Work task ->
Wherever the word "with" appears in the entries, copy the whole line.

:: Source material ::

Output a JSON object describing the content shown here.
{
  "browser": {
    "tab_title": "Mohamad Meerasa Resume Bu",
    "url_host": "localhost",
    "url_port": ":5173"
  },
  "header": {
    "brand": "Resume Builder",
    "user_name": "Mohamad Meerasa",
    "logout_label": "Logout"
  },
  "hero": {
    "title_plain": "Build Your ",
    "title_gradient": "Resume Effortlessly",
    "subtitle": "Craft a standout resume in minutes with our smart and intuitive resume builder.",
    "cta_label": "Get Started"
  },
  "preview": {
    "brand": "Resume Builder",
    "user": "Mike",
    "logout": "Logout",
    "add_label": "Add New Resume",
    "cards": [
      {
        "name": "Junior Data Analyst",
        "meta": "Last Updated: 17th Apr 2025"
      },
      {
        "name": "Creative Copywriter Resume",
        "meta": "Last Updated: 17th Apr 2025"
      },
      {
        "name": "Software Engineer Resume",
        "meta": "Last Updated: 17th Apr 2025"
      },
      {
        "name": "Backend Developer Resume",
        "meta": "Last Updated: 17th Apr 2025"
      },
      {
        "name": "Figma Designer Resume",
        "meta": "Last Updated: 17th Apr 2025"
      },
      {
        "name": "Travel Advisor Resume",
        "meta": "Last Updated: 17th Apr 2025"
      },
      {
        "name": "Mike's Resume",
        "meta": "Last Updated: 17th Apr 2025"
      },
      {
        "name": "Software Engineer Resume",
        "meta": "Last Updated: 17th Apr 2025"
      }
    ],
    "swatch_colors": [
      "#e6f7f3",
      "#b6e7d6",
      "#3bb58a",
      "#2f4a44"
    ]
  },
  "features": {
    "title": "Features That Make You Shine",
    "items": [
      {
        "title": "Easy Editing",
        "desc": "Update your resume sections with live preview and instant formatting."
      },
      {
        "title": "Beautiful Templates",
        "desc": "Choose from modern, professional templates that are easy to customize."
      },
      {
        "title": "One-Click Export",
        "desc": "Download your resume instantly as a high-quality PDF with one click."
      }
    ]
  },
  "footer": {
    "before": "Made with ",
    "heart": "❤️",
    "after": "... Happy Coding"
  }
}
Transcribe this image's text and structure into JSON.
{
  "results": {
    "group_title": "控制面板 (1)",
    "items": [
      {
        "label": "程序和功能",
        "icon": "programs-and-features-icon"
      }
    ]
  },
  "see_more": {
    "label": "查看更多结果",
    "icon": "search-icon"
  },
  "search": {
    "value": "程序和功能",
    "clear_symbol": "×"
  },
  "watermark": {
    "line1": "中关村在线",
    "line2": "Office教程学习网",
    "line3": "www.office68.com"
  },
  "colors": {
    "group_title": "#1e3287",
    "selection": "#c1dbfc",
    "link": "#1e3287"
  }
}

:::

Task result ->
    "subtitle": "Craft a standout resume in minutes with our smart and intuitive resume builder.",
        "desc": "Update your resume sections with live preview and instant formatting."
        "desc": "Download your resume instantly as a high-quality PDF with one click."
    "before": "Made with ",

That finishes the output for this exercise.